▶ _Dataset content_
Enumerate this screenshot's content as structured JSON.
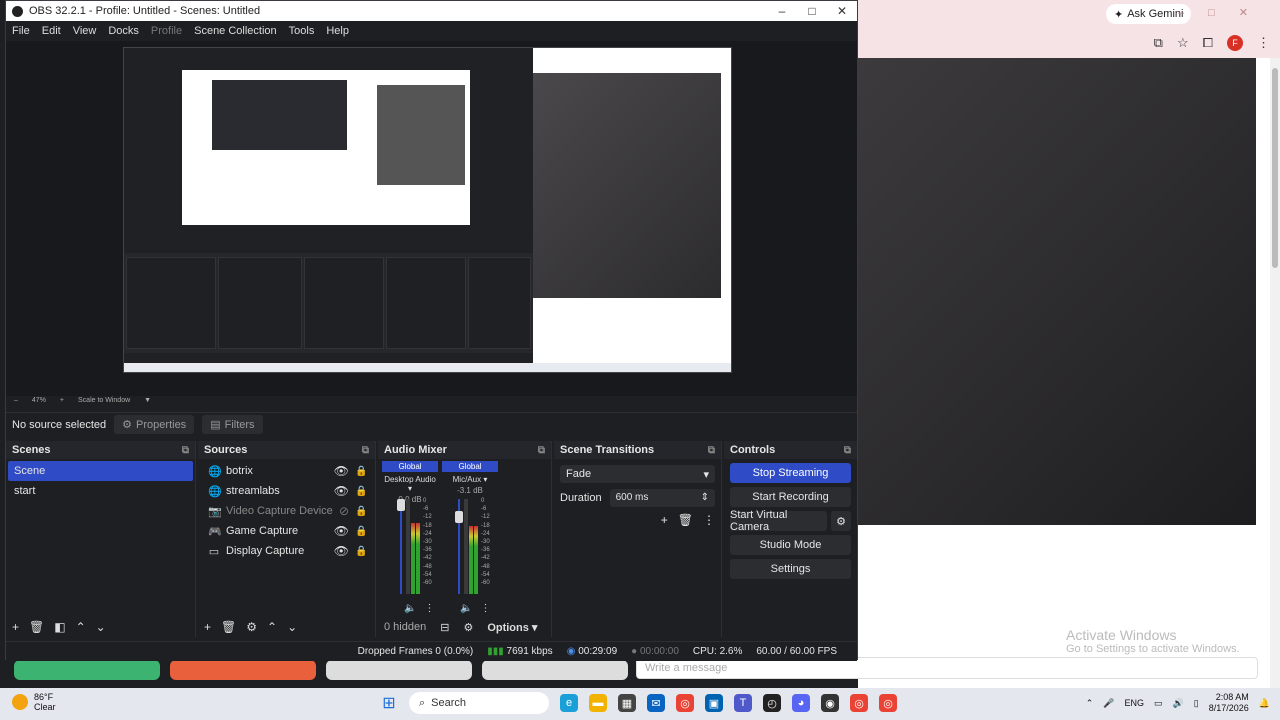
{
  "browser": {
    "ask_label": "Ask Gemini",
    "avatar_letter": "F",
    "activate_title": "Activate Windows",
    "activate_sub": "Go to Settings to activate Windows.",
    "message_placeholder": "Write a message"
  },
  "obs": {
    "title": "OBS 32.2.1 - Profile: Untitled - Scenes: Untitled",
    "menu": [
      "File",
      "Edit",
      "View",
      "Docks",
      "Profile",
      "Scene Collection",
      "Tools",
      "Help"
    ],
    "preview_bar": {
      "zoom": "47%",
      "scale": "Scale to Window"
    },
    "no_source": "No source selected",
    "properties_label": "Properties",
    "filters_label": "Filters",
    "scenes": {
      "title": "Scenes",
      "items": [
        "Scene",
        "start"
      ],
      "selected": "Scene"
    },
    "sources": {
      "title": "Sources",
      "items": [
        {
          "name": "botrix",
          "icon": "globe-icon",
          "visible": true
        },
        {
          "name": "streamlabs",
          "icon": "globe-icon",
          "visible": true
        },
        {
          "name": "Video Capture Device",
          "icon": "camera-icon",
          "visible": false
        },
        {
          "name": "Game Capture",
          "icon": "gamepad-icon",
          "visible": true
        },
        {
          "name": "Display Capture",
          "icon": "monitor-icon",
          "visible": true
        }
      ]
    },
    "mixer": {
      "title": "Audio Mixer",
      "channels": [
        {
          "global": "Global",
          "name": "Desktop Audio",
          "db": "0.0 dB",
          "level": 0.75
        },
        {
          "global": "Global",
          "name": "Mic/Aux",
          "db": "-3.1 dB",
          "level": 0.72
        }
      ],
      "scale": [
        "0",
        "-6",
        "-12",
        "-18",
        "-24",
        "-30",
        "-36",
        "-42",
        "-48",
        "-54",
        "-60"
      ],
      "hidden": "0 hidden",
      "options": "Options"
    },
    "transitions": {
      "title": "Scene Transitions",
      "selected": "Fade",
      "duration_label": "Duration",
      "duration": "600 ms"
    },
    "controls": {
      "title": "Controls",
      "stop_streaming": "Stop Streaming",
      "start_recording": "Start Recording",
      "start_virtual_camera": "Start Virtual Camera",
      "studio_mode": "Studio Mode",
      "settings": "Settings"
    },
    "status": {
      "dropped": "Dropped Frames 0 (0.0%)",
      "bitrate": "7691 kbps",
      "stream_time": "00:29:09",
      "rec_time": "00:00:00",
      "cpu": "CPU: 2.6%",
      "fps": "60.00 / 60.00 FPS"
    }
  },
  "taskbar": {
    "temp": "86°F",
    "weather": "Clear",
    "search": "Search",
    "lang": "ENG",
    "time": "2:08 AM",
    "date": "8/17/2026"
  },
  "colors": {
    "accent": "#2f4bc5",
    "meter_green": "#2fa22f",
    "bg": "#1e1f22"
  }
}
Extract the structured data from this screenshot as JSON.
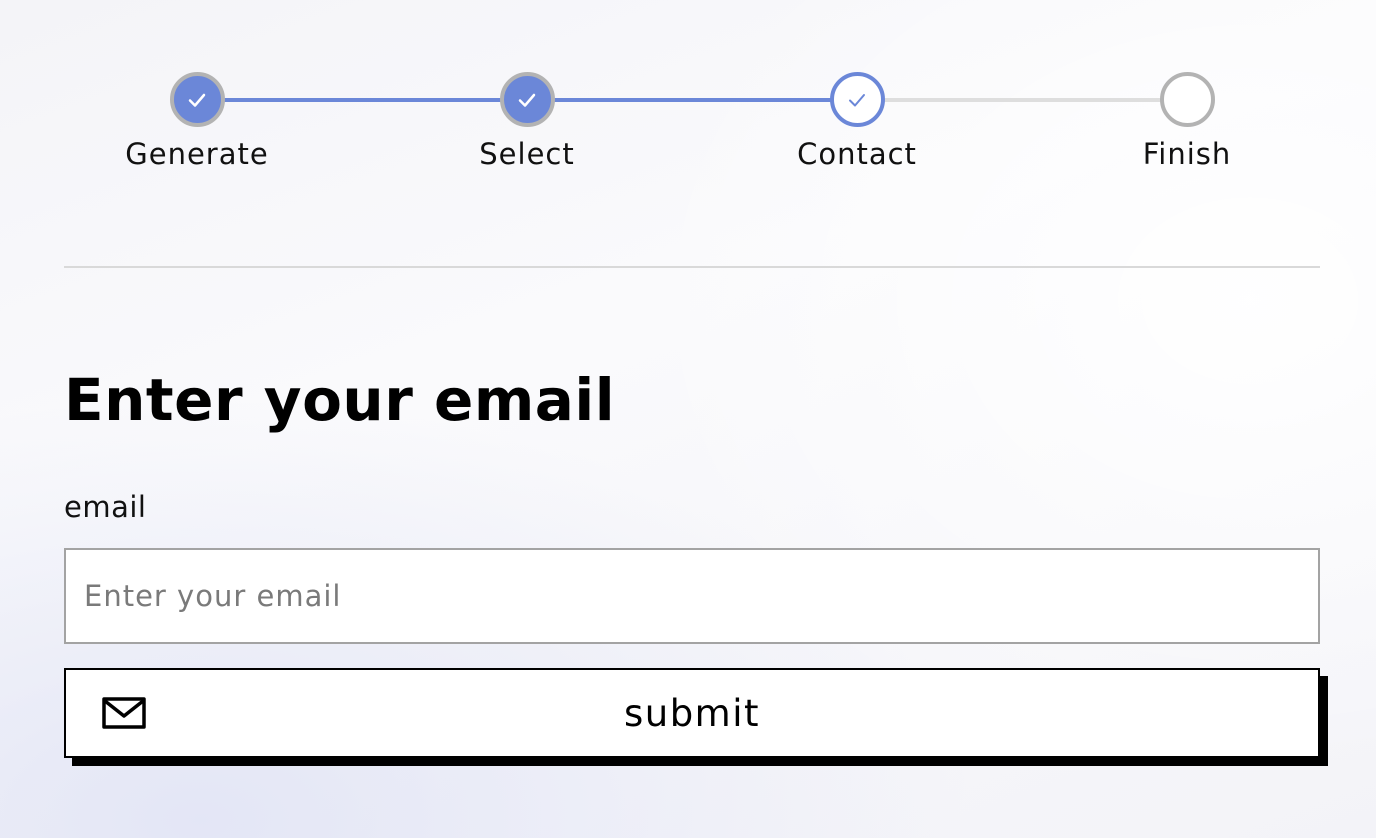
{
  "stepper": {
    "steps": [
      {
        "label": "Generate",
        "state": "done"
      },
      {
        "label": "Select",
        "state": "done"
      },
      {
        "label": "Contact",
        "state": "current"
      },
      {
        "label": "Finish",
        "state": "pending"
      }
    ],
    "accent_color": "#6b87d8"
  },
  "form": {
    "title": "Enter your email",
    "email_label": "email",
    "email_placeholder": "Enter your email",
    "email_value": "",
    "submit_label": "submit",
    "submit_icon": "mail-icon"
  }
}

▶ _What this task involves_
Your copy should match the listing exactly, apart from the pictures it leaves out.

▶ _Solution below_
Enumerate this screenshot's content as structured JSON.
{
  "browser": {
    "ask_label": "Ask Gemini",
    "avatar_letter": "F",
    "activate_title": "Activate Windows",
    "activate_sub": "Go to Settings to activate Windows.",
    "message_placeholder": "Write a message"
  },
  "obs": {
    "title": "OBS 32.2.1 - Profile: Untitled - Scenes: Untitled",
    "menu": [
      "File",
      "Edit",
      "View",
      "Docks",
      "Profile",
      "Scene Collection",
      "Tools",
      "Help"
    ],
    "preview_bar": {
      "zoom": "47%",
      "scale": "Scale to Window"
    },
    "no_source": "No source selected",
    "properties_label": "Properties",
    "filters_label": "Filters",
    "scenes": {
      "title": "Scenes",
      "items": [
        "Scene",
        "start"
      ],
      "selected": "Scene"
    },
    "sources": {
      "title": "Sources",
      "items": [
        {
          "name": "botrix",
          "icon": "globe-icon",
          "visible": true
        },
        {
          "name": "streamlabs",
          "icon": "globe-icon",
          "visible": true
        },
        {
          "name": "Video Capture Device",
          "icon": "camera-icon",
          "visible": false
        },
        {
          "name": "Game Capture",
          "icon": "gamepad-icon",
          "visible": true
        },
        {
          "name": "Display Capture",
          "icon": "monitor-icon",
          "visible": true
        }
      ]
    },
    "mixer": {
      "title": "Audio Mixer",
      "channels": [
        {
          "global": "Global",
          "name": "Desktop Audio",
          "db": "0.0 dB",
          "level": 0.75
        },
        {
          "global": "Global",
          "name": "Mic/Aux",
          "db": "-3.1 dB",
          "level": 0.72
        }
      ],
      "scale": [
        "0",
        "-6",
        "-12",
        "-18",
        "-24",
        "-30",
        "-36",
        "-42",
        "-48",
        "-54",
        "-60"
      ],
      "hidden": "0 hidden",
      "options": "Options"
    },
    "transitions": {
      "title": "Scene Transitions",
      "selected": "Fade",
      "duration_label": "Duration",
      "duration": "600 ms"
    },
    "controls": {
      "title": "Controls",
      "stop_streaming": "Stop Streaming",
      "start_recording": "Start Recording",
      "start_virtual_camera": "Start Virtual Camera",
      "studio_mode": "Studio Mode",
      "settings": "Settings"
    },
    "status": {
      "dropped": "Dropped Frames 0 (0.0%)",
      "bitrate": "7691 kbps",
      "stream_time": "00:29:09",
      "rec_time": "00:00:00",
      "cpu": "CPU: 2.6%",
      "fps": "60.00 / 60.00 FPS"
    }
  },
  "taskbar": {
    "temp": "86°F",
    "weather": "Clear",
    "search": "Search",
    "lang": "ENG",
    "time": "2:08 AM",
    "date": "8/17/2026"
  },
  "colors": {
    "accent": "#2f4bc5",
    "meter_green": "#2fa22f",
    "bg": "#1e1f22"
  }
}
Extract the structured data from this screenshot as JSON.
{
  "stepper": {
    "steps": [
      {
        "label": "Generate",
        "state": "done"
      },
      {
        "label": "Select",
        "state": "done"
      },
      {
        "label": "Contact",
        "state": "current"
      },
      {
        "label": "Finish",
        "state": "pending"
      }
    ],
    "accent_color": "#6b87d8"
  },
  "form": {
    "title": "Enter your email",
    "email_label": "email",
    "email_placeholder": "Enter your email",
    "email_value": "",
    "submit_label": "submit",
    "submit_icon": "mail-icon"
  }
}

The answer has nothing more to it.